September 22, 2015
By Avik Roy
Today in Iowa, Democratic presidential candidate Hillary Clinton unveiled a set of policies designed to tackle the high price of branded prescription medicines. Her plan, such as it is, wouldn’t solve the problem of high drug prices; in certain ways, it would make that problem worse. But advocates of the free market are mistaken if they think the pharmaceutical status quo is aligned with their principles. We don’t have a free market for innovative medicines—and it’s about time we enacted reforms that would achieve one.
Branded prescription drugs: a constitutionally sanctioned oligopoly
In a conventional market—say, the market for bananas—various farmers compete on price and quality to sell their bananas to consumers, or to intermediaries like grocery stores. Conventional laws of supply and demand dictate the price of a bunch of bananas.
Innovative medicines are usually accompanied by patents. For example, Gilead’s Sovaldi, a high-priced drug for hepatitis C, can’t be manufactured by anyone without Gilead’s permission, until its core patents expire sometime in the next decade (the precise date may be subject to litigation).

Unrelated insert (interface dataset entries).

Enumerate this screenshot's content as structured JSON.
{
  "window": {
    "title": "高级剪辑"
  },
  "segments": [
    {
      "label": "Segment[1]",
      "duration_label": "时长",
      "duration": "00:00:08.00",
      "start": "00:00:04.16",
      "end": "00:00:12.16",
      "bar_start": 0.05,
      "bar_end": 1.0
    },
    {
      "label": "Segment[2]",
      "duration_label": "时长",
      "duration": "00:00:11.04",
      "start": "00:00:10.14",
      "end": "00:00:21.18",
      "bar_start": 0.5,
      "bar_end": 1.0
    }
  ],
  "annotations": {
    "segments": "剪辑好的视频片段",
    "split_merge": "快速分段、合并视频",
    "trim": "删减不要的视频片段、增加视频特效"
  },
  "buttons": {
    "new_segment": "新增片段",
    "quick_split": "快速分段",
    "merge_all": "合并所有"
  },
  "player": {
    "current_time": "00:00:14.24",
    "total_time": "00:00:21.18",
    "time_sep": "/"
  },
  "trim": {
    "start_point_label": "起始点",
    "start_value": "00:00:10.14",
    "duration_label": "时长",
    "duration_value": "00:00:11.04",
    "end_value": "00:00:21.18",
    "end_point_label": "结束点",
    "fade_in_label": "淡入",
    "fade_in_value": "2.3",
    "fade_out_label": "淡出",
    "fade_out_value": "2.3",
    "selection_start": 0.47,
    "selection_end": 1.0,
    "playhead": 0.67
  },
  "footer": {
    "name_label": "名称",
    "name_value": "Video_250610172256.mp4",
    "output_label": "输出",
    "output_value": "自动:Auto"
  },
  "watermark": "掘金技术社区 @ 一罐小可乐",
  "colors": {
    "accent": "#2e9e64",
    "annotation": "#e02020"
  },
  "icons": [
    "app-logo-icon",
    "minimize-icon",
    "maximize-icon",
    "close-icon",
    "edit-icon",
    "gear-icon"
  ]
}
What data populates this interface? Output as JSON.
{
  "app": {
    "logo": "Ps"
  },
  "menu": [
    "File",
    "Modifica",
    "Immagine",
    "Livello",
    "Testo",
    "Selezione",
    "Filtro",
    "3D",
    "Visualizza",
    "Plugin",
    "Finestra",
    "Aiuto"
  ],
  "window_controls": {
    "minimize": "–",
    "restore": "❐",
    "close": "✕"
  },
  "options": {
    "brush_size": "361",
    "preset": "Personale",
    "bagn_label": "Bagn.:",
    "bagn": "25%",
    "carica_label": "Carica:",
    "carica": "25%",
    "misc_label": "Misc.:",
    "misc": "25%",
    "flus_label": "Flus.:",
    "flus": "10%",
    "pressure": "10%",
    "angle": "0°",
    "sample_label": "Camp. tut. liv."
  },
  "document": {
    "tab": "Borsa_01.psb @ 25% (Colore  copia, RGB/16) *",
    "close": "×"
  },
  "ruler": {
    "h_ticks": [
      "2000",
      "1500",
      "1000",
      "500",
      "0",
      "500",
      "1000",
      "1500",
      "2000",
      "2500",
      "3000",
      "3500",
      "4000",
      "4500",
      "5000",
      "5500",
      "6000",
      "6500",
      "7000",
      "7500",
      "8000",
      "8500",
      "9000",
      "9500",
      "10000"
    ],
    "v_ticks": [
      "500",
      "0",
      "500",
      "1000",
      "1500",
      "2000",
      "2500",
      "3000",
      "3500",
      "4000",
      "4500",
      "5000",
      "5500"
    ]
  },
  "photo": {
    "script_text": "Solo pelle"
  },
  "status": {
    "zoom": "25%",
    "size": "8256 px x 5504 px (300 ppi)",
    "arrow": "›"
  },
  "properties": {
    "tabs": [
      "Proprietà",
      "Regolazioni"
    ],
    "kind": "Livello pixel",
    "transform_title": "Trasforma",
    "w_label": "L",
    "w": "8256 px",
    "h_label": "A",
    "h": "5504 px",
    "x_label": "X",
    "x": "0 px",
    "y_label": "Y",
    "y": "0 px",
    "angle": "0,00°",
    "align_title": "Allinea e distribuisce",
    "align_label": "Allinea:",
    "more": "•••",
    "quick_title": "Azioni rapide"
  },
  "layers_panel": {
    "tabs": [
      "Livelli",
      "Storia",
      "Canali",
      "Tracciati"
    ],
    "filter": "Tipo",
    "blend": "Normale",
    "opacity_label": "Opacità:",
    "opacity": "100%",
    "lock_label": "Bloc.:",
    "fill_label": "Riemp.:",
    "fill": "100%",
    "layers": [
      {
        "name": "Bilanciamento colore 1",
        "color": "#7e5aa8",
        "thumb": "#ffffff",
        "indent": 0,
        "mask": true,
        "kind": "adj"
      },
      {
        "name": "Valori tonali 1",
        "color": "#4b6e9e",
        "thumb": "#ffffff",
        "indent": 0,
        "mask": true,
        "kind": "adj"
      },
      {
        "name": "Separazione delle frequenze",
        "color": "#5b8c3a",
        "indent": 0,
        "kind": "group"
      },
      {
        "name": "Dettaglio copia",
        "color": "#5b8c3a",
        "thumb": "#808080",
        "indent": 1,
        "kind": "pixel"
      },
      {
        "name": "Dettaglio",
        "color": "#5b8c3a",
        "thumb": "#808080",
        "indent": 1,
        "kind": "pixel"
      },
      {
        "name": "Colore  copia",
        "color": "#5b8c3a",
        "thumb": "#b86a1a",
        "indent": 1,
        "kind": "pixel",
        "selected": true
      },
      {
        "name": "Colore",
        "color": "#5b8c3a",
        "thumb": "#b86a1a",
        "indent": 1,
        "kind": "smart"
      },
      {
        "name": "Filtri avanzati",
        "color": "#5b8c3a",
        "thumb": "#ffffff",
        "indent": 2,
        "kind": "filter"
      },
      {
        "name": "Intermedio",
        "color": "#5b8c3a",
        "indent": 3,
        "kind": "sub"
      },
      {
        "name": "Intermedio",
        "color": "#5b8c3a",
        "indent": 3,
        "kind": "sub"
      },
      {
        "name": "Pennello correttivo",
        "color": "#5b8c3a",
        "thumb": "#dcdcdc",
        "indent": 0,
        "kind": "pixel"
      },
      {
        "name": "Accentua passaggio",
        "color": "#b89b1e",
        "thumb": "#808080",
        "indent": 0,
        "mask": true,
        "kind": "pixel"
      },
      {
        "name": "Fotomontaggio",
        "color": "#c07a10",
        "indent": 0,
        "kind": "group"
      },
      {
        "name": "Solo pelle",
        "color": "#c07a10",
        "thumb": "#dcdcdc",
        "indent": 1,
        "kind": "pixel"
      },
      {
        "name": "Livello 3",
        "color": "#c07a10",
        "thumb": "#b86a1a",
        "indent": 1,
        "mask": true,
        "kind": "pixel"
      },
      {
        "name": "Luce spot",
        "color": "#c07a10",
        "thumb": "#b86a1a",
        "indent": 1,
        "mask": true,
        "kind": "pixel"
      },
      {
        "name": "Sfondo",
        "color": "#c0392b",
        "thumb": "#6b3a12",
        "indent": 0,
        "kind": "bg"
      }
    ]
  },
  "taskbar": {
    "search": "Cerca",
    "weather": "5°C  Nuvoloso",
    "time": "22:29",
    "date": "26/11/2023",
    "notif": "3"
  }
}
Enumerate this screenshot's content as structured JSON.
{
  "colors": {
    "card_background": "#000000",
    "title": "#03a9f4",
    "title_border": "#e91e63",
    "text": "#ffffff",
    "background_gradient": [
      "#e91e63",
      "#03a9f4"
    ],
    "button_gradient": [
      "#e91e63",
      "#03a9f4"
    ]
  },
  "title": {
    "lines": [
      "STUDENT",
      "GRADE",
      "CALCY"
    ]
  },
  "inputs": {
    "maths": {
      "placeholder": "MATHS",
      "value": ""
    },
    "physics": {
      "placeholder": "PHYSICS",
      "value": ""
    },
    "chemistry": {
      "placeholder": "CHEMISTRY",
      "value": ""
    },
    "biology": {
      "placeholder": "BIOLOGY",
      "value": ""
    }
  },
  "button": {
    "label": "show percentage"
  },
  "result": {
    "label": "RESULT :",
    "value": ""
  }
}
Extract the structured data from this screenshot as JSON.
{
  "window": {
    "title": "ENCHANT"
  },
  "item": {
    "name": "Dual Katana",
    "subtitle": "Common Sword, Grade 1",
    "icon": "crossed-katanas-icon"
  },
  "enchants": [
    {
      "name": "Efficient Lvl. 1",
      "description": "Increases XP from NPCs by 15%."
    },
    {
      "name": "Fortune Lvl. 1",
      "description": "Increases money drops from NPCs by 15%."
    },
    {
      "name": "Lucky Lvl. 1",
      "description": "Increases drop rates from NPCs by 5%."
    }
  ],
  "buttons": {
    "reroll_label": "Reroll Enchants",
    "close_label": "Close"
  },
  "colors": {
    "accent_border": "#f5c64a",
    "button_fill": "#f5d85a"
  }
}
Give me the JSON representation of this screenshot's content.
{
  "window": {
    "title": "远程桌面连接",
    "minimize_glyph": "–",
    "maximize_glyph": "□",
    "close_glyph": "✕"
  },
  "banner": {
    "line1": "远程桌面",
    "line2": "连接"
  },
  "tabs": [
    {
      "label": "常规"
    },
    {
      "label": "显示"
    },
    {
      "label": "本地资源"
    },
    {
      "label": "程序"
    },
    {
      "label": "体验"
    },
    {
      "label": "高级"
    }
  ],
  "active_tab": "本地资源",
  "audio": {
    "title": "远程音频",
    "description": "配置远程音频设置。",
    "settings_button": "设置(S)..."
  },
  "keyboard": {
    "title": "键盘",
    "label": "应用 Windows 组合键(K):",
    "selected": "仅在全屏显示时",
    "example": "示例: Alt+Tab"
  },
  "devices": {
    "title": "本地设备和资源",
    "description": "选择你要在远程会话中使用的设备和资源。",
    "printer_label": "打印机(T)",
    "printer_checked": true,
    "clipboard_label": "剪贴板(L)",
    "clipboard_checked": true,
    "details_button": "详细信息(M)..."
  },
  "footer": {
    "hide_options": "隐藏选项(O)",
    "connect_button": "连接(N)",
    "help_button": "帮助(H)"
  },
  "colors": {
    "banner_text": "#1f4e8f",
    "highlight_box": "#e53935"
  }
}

Read the full article at Forbes.com: Hillary Clinton's Drug Price Plan Would Make The Problem Worse -- But That Doesn't Mean We Should Do Nothing